● **What is being asked**
Could you repeat the listing exactly, leaving out the pictures?

════

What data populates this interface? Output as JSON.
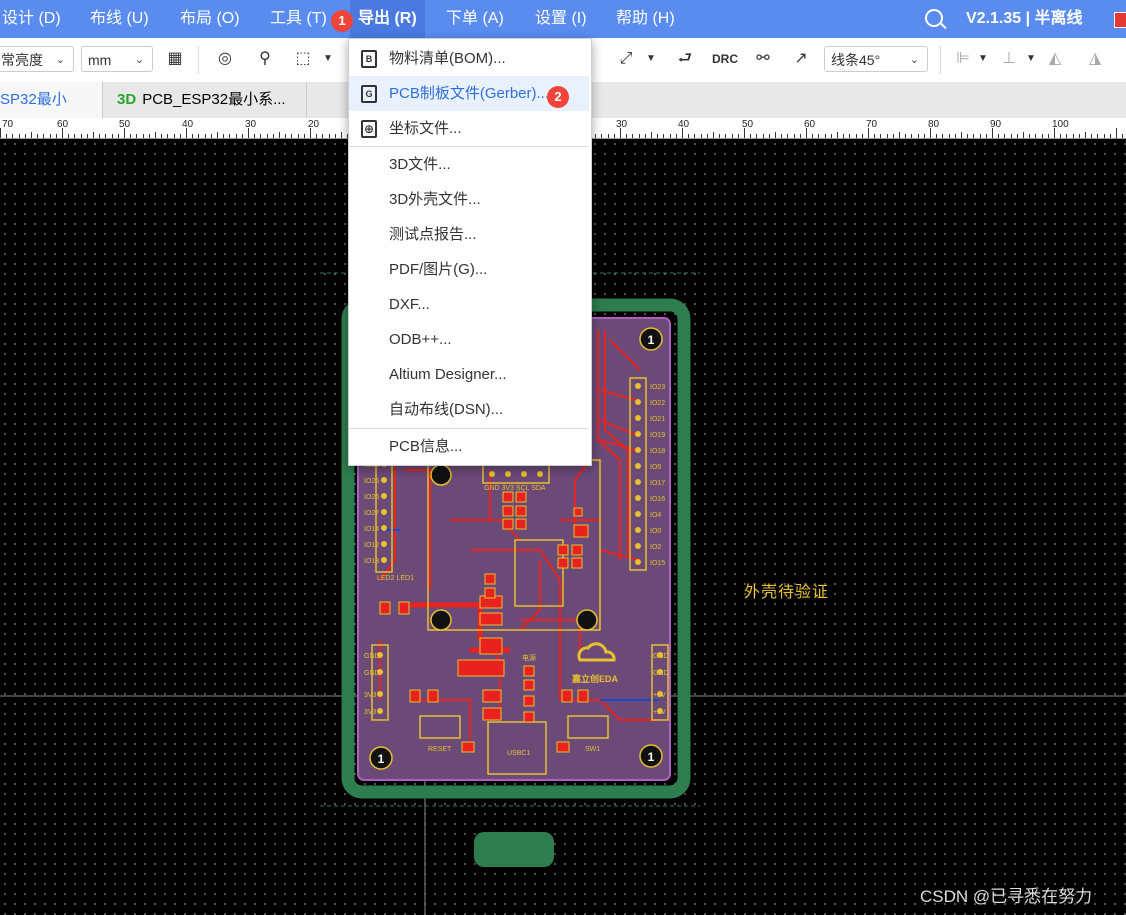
{
  "menubar": {
    "items": [
      {
        "label": "设计 (D)"
      },
      {
        "label": "布线 (U)"
      },
      {
        "label": "布局 (O)"
      },
      {
        "label": "工具 (T)"
      },
      {
        "label": "导出 (R)"
      },
      {
        "label": "下单 (A)"
      },
      {
        "label": "设置 (I)"
      },
      {
        "label": "帮助 (H)"
      }
    ],
    "version": "V2.1.35 | 半离线",
    "badge_export": "1"
  },
  "toolbar": {
    "brightness": "常亮度",
    "unit": "mm",
    "drc": "DRC",
    "line_mode": "线条45°"
  },
  "tabs": [
    {
      "label": "SP32最小系..."
    },
    {
      "prefix": "3D",
      "label": "PCB_ESP32最小系..."
    }
  ],
  "ruler": {
    "labels": [
      "70",
      "60",
      "50",
      "40",
      "30",
      "20",
      "30",
      "40",
      "50",
      "60",
      "70",
      "80",
      "90",
      "100"
    ]
  },
  "export_menu": {
    "items": [
      {
        "label": "物料清单(BOM)...",
        "icon": "B"
      },
      {
        "label": "PCB制板文件(Gerber)...",
        "icon": "G"
      },
      {
        "label": "坐标文件...",
        "icon": "coordinate-icon"
      },
      {
        "label": "3D文件..."
      },
      {
        "label": "3D外壳文件..."
      },
      {
        "label": "测试点报告..."
      },
      {
        "label": "PDF/图片(G)..."
      },
      {
        "label": "DXF..."
      },
      {
        "label": "ODB++..."
      },
      {
        "label": "Altium Designer..."
      },
      {
        "label": "自动布线(DSN)..."
      },
      {
        "label": "PCB信息..."
      }
    ],
    "badge_gerber": "2"
  },
  "pcb": {
    "annotation": "外壳待验证",
    "labels_left": [
      "IO33",
      "IO25",
      "IO26",
      "IO27",
      "IO14",
      "IO12",
      "IO13"
    ],
    "labels_right": [
      "IO23",
      "IO22",
      "IO21",
      "IO19",
      "IO18",
      "IO5",
      "IO17",
      "IO16",
      "IO4",
      "IO0",
      "IO2",
      "IO15"
    ],
    "labels_bottom_left": [
      "GND",
      "GND",
      "3V3",
      "3V3"
    ],
    "labels_bottom_right": [
      "GND",
      "GND",
      "+5V",
      "+5V"
    ],
    "header_labels": "GND 3V3 SCL SDA",
    "reset": "RESET",
    "sw1": "SW1",
    "usbc": "USBC1",
    "power": "电源",
    "logo_text": "嘉立创EDA",
    "led_labels": "LED2 LED1",
    "mount_hole": "1"
  },
  "colors": {
    "menubar": "#5a8cf0",
    "board_fill": "#6b4a78",
    "trace": "#e8231f",
    "silkscreen": "#e8c030",
    "outline": "#2e7d4e"
  },
  "watermark": "CSDN @已寻悉在努力"
}
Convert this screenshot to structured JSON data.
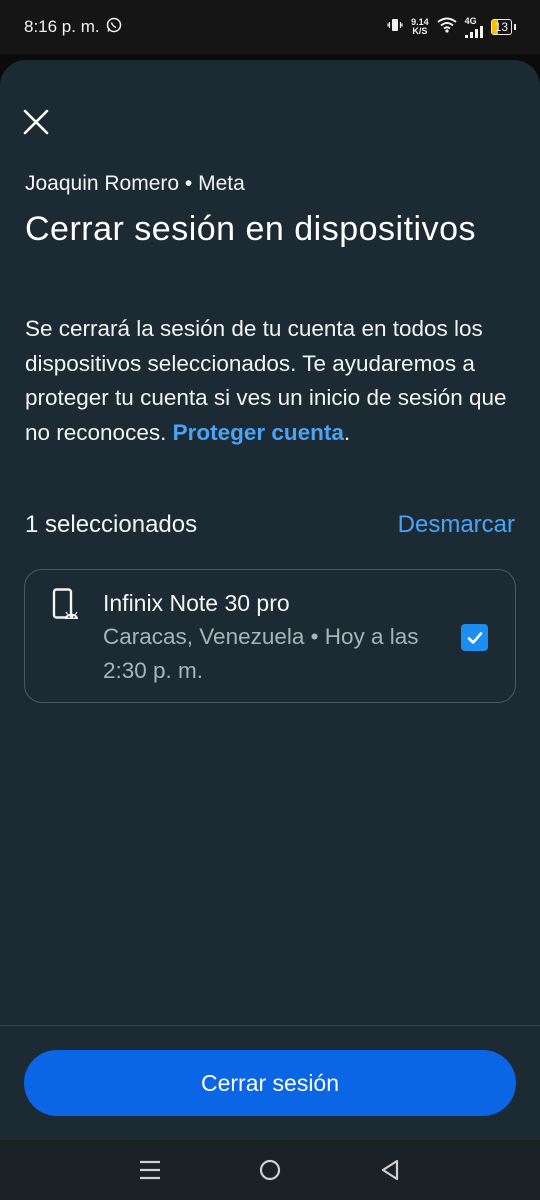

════

● **Answer to this task**
What data populates this interface? Output as JSON.
{
  "menubar": {
    "items": [
      {
        "label": "设计 (D)"
      },
      {
        "label": "布线 (U)"
      },
      {
        "label": "布局 (O)"
      },
      {
        "label": "工具 (T)"
      },
      {
        "label": "导出 (R)"
      },
      {
        "label": "下单 (A)"
      },
      {
        "label": "设置 (I)"
      },
      {
        "label": "帮助 (H)"
      }
    ],
    "version": "V2.1.35 | 半离线",
    "badge_export": "1"
  },
  "toolbar": {
    "brightness": "常亮度",
    "unit": "mm",
    "drc": "DRC",
    "line_mode": "线条45°"
  },
  "tabs": [
    {
      "label": "SP32最小系..."
    },
    {
      "prefix": "3D",
      "label": "PCB_ESP32最小系..."
    }
  ],
  "ruler": {
    "labels": [
      "70",
      "60",
      "50",
      "40",
      "30",
      "20",
      "30",
      "40",
      "50",
      "60",
      "70",
      "80",
      "90",
      "100"
    ]
  },
  "export_menu": {
    "items": [
      {
        "label": "物料清单(BOM)...",
        "icon": "B"
      },
      {
        "label": "PCB制板文件(Gerber)...",
        "icon": "G"
      },
      {
        "label": "坐标文件...",
        "icon": "coordinate-icon"
      },
      {
        "label": "3D文件..."
      },
      {
        "label": "3D外壳文件..."
      },
      {
        "label": "测试点报告..."
      },
      {
        "label": "PDF/图片(G)..."
      },
      {
        "label": "DXF..."
      },
      {
        "label": "ODB++..."
      },
      {
        "label": "Altium Designer..."
      },
      {
        "label": "自动布线(DSN)..."
      },
      {
        "label": "PCB信息..."
      }
    ],
    "badge_gerber": "2"
  },
  "pcb": {
    "annotation": "外壳待验证",
    "labels_left": [
      "IO33",
      "IO25",
      "IO26",
      "IO27",
      "IO14",
      "IO12",
      "IO13"
    ],
    "labels_right": [
      "IO23",
      "IO22",
      "IO21",
      "IO19",
      "IO18",
      "IO5",
      "IO17",
      "IO16",
      "IO4",
      "IO0",
      "IO2",
      "IO15"
    ],
    "labels_bottom_left": [
      "GND",
      "GND",
      "3V3",
      "3V3"
    ],
    "labels_bottom_right": [
      "GND",
      "GND",
      "+5V",
      "+5V"
    ],
    "header_labels": "GND 3V3 SCL SDA",
    "reset": "RESET",
    "sw1": "SW1",
    "usbc": "USBC1",
    "power": "电源",
    "logo_text": "嘉立创EDA",
    "led_labels": "LED2 LED1",
    "mount_hole": "1"
  },
  "colors": {
    "menubar": "#5a8cf0",
    "board_fill": "#6b4a78",
    "trace": "#e8231f",
    "silkscreen": "#e8c030",
    "outline": "#2e7d4e"
  },
  "watermark": "CSDN @已寻悉在努力"
}
Convert this screenshot to structured JSON data.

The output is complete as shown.